══ Data for this task

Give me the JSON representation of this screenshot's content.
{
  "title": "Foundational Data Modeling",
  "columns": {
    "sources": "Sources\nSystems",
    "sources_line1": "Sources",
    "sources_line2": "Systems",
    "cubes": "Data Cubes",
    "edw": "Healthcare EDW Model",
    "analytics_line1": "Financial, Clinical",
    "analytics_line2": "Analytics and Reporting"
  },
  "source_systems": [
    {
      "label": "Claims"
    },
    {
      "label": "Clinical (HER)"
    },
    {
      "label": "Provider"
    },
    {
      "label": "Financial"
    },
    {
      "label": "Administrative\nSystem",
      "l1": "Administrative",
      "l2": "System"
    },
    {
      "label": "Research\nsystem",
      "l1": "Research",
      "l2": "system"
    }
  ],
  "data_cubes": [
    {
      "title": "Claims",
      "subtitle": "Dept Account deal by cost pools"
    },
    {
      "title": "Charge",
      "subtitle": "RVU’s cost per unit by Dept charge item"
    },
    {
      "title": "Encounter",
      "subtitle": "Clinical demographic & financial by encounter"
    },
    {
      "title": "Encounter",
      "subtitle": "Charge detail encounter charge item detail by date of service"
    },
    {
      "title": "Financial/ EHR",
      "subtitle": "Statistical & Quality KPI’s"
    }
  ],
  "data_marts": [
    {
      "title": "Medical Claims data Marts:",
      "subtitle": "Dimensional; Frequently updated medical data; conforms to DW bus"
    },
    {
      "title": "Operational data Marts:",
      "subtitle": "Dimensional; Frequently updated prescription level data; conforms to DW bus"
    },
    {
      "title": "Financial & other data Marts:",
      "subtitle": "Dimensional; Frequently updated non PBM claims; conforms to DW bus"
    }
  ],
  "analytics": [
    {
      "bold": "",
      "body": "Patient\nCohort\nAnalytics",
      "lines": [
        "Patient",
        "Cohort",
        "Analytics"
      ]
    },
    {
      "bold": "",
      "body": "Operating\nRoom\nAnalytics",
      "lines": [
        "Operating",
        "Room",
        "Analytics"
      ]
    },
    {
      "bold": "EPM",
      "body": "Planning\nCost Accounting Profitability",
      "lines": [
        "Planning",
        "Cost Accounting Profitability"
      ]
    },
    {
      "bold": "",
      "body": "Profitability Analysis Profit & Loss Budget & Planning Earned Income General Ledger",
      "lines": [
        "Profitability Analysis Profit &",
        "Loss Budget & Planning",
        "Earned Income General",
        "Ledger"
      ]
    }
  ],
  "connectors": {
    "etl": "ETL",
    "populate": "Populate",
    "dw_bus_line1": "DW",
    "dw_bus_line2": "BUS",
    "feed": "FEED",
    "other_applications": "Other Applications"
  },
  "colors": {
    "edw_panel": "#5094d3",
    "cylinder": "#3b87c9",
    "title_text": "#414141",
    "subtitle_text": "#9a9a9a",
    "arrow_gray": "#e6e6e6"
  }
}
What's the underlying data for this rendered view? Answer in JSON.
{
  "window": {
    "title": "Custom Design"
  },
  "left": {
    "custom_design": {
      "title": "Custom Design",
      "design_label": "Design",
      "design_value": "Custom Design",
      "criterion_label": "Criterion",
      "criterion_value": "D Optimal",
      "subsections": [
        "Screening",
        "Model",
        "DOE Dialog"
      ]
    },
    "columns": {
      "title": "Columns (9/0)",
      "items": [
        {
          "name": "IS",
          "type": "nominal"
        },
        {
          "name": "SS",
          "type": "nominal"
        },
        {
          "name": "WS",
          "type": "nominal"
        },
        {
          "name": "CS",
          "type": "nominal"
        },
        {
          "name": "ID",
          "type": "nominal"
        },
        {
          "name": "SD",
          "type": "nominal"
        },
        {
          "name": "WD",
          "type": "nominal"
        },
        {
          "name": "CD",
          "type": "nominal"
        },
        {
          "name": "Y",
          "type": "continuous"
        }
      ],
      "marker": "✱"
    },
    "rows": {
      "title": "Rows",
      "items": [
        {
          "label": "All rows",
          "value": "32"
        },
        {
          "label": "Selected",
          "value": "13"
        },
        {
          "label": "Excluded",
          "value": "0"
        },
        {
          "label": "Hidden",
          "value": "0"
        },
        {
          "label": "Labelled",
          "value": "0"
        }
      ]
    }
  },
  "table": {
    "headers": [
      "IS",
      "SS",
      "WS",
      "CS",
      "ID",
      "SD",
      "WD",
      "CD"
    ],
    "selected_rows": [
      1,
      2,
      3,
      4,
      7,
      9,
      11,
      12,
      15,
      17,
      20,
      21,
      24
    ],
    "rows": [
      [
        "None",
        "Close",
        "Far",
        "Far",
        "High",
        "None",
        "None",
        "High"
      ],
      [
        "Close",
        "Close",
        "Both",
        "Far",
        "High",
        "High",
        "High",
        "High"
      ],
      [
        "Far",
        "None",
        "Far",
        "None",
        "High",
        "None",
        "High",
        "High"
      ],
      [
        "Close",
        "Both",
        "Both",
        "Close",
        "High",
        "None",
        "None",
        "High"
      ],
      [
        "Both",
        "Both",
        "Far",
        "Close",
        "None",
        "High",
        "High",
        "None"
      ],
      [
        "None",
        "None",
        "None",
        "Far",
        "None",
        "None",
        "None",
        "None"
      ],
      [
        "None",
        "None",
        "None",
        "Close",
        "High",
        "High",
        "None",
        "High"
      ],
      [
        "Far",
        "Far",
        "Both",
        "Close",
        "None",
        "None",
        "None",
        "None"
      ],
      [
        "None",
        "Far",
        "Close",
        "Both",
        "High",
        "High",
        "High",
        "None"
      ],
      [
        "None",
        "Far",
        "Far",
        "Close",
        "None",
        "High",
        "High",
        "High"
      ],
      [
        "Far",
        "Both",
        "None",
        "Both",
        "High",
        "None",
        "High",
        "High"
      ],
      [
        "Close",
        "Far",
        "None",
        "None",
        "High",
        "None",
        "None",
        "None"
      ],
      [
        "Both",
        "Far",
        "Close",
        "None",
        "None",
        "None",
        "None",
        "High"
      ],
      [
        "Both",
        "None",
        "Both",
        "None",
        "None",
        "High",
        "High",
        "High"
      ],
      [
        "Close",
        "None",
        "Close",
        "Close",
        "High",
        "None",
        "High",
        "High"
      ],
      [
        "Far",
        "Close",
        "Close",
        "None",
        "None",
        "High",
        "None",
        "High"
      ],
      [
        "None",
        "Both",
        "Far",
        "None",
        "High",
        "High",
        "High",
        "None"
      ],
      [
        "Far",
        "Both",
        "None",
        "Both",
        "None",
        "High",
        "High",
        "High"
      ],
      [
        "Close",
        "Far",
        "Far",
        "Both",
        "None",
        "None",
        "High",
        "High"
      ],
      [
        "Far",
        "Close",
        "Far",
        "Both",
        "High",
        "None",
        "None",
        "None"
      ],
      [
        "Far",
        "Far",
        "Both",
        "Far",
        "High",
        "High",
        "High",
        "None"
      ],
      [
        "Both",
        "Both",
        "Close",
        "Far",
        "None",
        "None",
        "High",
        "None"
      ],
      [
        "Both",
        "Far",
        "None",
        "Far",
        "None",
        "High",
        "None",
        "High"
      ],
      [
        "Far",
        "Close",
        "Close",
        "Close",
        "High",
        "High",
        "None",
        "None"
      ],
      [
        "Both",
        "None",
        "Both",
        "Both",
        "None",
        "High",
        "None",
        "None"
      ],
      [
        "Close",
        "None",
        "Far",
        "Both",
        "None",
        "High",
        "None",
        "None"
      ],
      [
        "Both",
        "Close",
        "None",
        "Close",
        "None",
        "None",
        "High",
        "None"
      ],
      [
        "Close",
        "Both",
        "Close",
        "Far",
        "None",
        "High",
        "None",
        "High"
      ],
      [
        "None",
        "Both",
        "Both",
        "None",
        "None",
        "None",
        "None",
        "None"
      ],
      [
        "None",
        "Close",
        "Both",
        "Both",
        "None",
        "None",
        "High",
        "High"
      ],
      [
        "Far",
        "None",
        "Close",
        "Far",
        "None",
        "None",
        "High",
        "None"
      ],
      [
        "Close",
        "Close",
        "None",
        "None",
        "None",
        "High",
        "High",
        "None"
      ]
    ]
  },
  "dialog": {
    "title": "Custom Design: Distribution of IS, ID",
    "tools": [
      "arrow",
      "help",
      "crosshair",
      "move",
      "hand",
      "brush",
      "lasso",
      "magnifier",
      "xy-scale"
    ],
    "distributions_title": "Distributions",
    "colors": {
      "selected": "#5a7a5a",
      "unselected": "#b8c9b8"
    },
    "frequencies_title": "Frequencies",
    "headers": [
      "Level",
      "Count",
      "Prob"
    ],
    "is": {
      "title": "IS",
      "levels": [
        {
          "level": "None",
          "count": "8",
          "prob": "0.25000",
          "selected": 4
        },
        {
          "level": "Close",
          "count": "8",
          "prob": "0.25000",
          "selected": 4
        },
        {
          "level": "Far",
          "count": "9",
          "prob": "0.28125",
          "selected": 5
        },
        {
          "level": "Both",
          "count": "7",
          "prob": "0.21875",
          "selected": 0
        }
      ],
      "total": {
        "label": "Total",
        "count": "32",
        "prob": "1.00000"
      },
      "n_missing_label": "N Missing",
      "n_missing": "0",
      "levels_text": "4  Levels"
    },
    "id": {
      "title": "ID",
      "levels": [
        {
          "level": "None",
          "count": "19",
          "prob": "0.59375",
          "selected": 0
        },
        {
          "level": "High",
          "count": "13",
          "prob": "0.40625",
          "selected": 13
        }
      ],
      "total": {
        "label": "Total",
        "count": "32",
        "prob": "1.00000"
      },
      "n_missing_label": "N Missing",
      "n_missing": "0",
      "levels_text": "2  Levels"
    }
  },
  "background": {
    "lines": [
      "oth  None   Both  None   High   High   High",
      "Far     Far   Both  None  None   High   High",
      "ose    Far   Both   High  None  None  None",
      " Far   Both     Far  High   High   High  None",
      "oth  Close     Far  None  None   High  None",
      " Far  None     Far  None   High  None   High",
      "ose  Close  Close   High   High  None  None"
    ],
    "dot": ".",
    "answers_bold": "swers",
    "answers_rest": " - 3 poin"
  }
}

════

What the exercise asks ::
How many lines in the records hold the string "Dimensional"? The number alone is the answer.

Response area ::
3